Each leg of the PA application process comes with its own unique kind of stress. First, there’s the chaos of preparing and submitting your CASPA. You have to round up letters of recommendation, order and input all of your transcripts, send out GRE scores, perfect your personal statement and keep track of supplementals for each program. After submitting, there’s an eerie quiet that settles over. You patiently wait to hear back from schools… or you check your email repeatedly hoping for news. Same thing, right?
Some schools will get back to you in days, others may take weeks or months. Eventually the madness culminates in an interview invitation, which brings on a new kind of stress. This is the moment you’ve been waiting for, but how exactly do you prepare for the next step in the process?
Research interview questions. There are many lists of PA school interview questions that you can find with a quick google search. Some major categories to focus on are behavioral, ethical, situational and standard PA interview questions. There are also books about the interview process with commonly asked questions. A good starting point is “How to Ace the PA School Interview” by Andrew Rodican.
Brainstorm and practice! It was helpful for me to create a working document with a list of the questions I found. I brainstormed with each question in mind and made bullet points of things I could touch on in my answers. Often times these points were in reference to specific situations I found myself in or relevant experiences that I had. I was careful not to write out word for word answers. It’s important to maintain authenticity and some degree of spontaneity in your answers - you want to avoid sounding too rehearsed.
I then made it a point to review my list and practice answering each question out loud. I would do this with friends or colleagues, but oftentimes I would just practice by myself when I was driving in the car.
Research the program. When walking into an interview, you should be well informed about the program and faculty. Scour the website, reach out to alumni or current students and try to become as educated as possible.
There are many things to keep in mind when researching a program, but here are a few things to consider:
Is there anything unique about the curriculum format?
How long is the program?
Is the program well established?
Is there a cadaver lab? If so, are cadavers prosected or are they dissected by students?
What kind of opportunities are there for early clinical exposure?
When researching, keep a list of questions that come up. Make notes of interesting aspects about the curriculum and clinical rotations. This will prepare you to ask thoughtful questions on your interview day and will ensure you don’t forget to ask about something that is important to you.
If possible, arrange a mock interview! This is one of the best ways to prepare yourself for the interview process. It’s an excellent way to work through the nerves associated with interviewing and it can help you understand your weak spots. Mock interviews can be done with colleagues, peers, friends, family, professors and even through paid services online. My undergraduate institution offered free mock interviews for students, so be sure to check with your university to see if this is an option.
Stay up to date about the PA profession. Be informed about issues facing the profession. Understand the role that PAs play in healthcare - be sure that you can articulate exactly what a PA does and how that can differ from NPs and physicians. Understand any state specific laws about practice.

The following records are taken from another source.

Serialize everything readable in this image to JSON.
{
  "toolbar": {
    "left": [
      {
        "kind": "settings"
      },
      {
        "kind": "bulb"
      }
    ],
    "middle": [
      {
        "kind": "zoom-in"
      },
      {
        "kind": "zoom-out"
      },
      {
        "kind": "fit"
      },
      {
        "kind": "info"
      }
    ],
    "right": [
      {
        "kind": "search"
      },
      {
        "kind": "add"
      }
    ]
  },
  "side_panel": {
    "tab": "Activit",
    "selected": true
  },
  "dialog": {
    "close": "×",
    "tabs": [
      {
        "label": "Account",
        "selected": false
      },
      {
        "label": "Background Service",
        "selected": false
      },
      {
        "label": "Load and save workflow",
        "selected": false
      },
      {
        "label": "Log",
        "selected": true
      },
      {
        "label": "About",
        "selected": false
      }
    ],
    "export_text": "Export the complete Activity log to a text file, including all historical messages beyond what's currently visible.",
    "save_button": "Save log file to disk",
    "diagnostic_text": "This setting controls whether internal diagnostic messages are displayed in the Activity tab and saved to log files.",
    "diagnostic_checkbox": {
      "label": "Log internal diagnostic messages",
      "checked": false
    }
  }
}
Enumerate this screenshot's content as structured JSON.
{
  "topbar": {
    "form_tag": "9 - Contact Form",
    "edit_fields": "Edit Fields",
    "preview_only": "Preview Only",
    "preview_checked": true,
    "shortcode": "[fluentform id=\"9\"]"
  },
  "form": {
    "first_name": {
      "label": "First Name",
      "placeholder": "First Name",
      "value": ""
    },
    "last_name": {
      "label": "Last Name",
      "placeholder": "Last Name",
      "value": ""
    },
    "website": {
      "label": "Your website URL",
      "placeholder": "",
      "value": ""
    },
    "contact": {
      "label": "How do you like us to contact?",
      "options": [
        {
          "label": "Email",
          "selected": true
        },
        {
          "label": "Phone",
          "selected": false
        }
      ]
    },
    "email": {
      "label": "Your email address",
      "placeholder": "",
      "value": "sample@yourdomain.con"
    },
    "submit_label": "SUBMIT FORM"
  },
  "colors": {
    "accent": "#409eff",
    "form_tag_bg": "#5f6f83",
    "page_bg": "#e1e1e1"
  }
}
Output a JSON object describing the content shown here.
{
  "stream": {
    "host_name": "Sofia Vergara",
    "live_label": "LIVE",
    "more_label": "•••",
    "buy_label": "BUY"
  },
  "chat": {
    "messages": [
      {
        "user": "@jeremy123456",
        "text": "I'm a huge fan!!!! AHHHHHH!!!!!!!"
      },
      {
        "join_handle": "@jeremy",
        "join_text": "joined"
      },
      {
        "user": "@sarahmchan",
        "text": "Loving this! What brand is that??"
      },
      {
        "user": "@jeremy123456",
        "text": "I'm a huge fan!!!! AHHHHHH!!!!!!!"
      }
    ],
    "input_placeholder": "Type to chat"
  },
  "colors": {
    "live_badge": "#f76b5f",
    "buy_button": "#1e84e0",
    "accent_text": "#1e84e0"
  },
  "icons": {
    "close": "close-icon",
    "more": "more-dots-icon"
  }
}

Know your application. This is a big one that can easily be overlooked. Know your application inside and out! The details should always be fresh in your mind. Maybe you worked on a research project sophomore year and the details are now long forgotten. You may have written your personal statement months ago, and it’s easy to forget what you chose to emphasize when talking about yourself. Anything you put on your application is free game, and you should be ready to answer questions accordingly.